● **Task item**
What is needed here is a word-for-word copy of all the entries below.

•••

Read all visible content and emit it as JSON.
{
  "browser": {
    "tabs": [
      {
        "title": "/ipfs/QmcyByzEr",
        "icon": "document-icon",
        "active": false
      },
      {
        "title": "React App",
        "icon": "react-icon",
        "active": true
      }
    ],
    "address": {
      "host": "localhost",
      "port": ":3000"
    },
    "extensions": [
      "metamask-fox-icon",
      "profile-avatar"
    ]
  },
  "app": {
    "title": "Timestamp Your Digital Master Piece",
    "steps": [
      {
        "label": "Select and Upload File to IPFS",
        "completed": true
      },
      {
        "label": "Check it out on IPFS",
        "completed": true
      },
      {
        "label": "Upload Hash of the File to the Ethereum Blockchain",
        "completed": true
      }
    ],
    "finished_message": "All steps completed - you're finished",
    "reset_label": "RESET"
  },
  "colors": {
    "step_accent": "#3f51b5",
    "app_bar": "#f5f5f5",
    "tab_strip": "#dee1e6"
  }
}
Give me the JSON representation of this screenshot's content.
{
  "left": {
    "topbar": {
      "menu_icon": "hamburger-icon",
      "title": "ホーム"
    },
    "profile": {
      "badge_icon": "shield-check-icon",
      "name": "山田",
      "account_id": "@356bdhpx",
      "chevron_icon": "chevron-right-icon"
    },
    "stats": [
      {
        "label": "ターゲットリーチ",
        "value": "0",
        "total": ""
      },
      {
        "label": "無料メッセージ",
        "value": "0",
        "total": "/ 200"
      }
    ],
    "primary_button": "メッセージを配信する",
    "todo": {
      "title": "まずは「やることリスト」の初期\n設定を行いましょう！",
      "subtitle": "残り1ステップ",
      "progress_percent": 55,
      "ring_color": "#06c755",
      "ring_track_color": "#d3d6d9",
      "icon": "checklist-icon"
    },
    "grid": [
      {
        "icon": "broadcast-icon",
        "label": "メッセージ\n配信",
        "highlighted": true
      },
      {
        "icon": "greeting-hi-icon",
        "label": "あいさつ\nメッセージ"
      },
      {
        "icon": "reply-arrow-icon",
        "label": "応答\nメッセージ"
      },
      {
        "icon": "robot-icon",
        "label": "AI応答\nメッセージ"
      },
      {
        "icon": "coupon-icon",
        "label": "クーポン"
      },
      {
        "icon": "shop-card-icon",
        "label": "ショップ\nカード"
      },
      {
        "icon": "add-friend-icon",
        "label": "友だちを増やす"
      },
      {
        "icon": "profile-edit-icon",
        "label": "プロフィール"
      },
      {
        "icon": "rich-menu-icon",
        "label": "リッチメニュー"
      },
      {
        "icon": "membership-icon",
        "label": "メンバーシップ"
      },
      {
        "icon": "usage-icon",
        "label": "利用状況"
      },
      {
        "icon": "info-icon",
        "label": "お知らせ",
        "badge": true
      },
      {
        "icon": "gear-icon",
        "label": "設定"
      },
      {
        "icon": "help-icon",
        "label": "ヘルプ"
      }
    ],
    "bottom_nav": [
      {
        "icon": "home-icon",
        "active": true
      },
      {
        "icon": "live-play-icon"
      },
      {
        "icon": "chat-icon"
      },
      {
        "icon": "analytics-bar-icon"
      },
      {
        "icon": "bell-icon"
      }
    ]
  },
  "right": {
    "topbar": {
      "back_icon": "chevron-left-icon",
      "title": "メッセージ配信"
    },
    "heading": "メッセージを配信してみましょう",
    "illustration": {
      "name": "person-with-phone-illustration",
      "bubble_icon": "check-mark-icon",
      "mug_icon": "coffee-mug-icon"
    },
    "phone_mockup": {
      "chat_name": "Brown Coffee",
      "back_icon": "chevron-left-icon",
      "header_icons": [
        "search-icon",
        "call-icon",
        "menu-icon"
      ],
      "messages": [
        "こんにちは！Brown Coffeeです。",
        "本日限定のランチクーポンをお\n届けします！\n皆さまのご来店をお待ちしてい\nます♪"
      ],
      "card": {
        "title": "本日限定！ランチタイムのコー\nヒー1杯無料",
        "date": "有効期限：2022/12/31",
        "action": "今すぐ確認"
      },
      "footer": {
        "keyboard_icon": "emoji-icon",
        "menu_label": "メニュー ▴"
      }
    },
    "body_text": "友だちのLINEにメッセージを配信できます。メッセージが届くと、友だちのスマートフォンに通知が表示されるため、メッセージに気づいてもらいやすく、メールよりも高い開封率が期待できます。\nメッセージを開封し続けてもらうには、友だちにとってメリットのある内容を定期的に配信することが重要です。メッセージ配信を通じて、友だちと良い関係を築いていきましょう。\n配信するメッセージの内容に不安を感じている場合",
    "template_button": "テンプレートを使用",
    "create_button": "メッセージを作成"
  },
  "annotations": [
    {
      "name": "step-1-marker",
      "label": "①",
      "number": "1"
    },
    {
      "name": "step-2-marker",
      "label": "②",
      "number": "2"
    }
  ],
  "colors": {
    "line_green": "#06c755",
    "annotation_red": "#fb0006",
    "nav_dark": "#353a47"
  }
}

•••

● **Output for this exercise**
Read all visible content and emit it as JSON.
{
  "browser": {
    "tabs": [
      {
        "title": "/ipfs/QmcyByzEr",
        "icon": "document-icon",
        "active": false
      },
      {
        "title": "React App",
        "icon": "react-icon",
        "active": true
      }
    ],
    "address": {
      "host": "localhost",
      "port": ":3000"
    },
    "extensions": [
      "metamask-fox-icon",
      "profile-avatar"
    ]
  },
  "app": {
    "title": "Timestamp Your Digital Master Piece",
    "steps": [
      {
        "label": "Select and Upload File to IPFS",
        "completed": true
      },
      {
        "label": "Check it out on IPFS",
        "completed": true
      },
      {
        "label": "Upload Hash of the File to the Ethereum Blockchain",
        "completed": true
      }
    ],
    "finished_message": "All steps completed - you're finished",
    "reset_label": "RESET"
  },
  "colors": {
    "step_accent": "#3f51b5",
    "app_bar": "#f5f5f5",
    "tab_strip": "#dee1e6"
  }
}
Give me the JSON representation of this screenshot's content.
{
  "left": {
    "topbar": {
      "menu_icon": "hamburger-icon",
      "title": "ホーム"
    },
    "profile": {
      "badge_icon": "shield-check-icon",
      "name": "山田",
      "account_id": "@356bdhpx",
      "chevron_icon": "chevron-right-icon"
    },
    "stats": [
      {
        "label": "ターゲットリーチ",
        "value": "0",
        "total": ""
      },
      {
        "label": "無料メッセージ",
        "value": "0",
        "total": "/ 200"
      }
    ],
    "primary_button": "メッセージを配信する",
    "todo": {
      "title": "まずは「やることリスト」の初期\n設定を行いましょう！",
      "subtitle": "残り1ステップ",
      "progress_percent": 55,
      "ring_color": "#06c755",
      "ring_track_color": "#d3d6d9",
      "icon": "checklist-icon"
    },
    "grid": [
      {
        "icon": "broadcast-icon",
        "label": "メッセージ\n配信",
        "highlighted": true
      },
      {
        "icon": "greeting-hi-icon",
        "label": "あいさつ\nメッセージ"
      },
      {
        "icon": "reply-arrow-icon",
        "label": "応答\nメッセージ"
      },
      {
        "icon": "robot-icon",
        "label": "AI応答\nメッセージ"
      },
      {
        "icon": "coupon-icon",
        "label": "クーポン"
      },
      {
        "icon": "shop-card-icon",
        "label": "ショップ\nカード"
      },
      {
        "icon": "add-friend-icon",
        "label": "友だちを増やす"
      },
      {
        "icon": "profile-edit-icon",
        "label": "プロフィール"
      },
      {
        "icon": "rich-menu-icon",
        "label": "リッチメニュー"
      },
      {
        "icon": "membership-icon",
        "label": "メンバーシップ"
      },
      {
        "icon": "usage-icon",
        "label": "利用状況"
      },
      {
        "icon": "info-icon",
        "label": "お知らせ",
        "badge": true
      },
      {
        "icon": "gear-icon",
        "label": "設定"
      },
      {
        "icon": "help-icon",
        "label": "ヘルプ"
      }
    ],
    "bottom_nav": [
      {
        "icon": "home-icon",
        "active": true
      },
      {
        "icon": "live-play-icon"
      },
      {
        "icon": "chat-icon"
      },
      {
        "icon": "analytics-bar-icon"
      },
      {
        "icon": "bell-icon"
      }
    ]
  },
  "right": {
    "topbar": {
      "back_icon": "chevron-left-icon",
      "title": "メッセージ配信"
    },
    "heading": "メッセージを配信してみましょう",
    "illustration": {
      "name": "person-with-phone-illustration",
      "bubble_icon": "check-mark-icon",
      "mug_icon": "coffee-mug-icon"
    },
    "phone_mockup": {
      "chat_name": "Brown Coffee",
      "back_icon": "chevron-left-icon",
      "header_icons": [
        "search-icon",
        "call-icon",
        "menu-icon"
      ],
      "messages": [
        "こんにちは！Brown Coffeeです。",
        "本日限定のランチクーポンをお\n届けします！\n皆さまのご来店をお待ちしてい\nます♪"
      ],
      "card": {
        "title": "本日限定！ランチタイムのコー\nヒー1杯無料",
        "date": "有効期限：2022/12/31",
        "action": "今すぐ確認"
      },
      "footer": {
        "keyboard_icon": "emoji-icon",
        "menu_label": "メニュー ▴"
      }
    },
    "body_text": "友だちのLINEにメッセージを配信できます。メッセージが届くと、友だちのスマートフォンに通知が表示されるため、メッセージに気づいてもらいやすく、メールよりも高い開封率が期待できます。\nメッセージを開封し続けてもらうには、友だちにとってメリットのある内容を定期的に配信することが重要です。メッセージ配信を通じて、友だちと良い関係を築いていきましょう。\n配信するメッセージの内容に不安を感じている場合",
    "template_button": "テンプレートを使用",
    "create_button": "メッセージを作成"
  },
  "annotations": [
    {
      "name": "step-1-marker",
      "label": "①",
      "number": "1"
    },
    {
      "name": "step-2-marker",
      "label": "②",
      "number": "2"
    }
  ],
  "colors": {
    "line_green": "#06c755",
    "annotation_red": "#fb0006",
    "nav_dark": "#353a47"
  }
}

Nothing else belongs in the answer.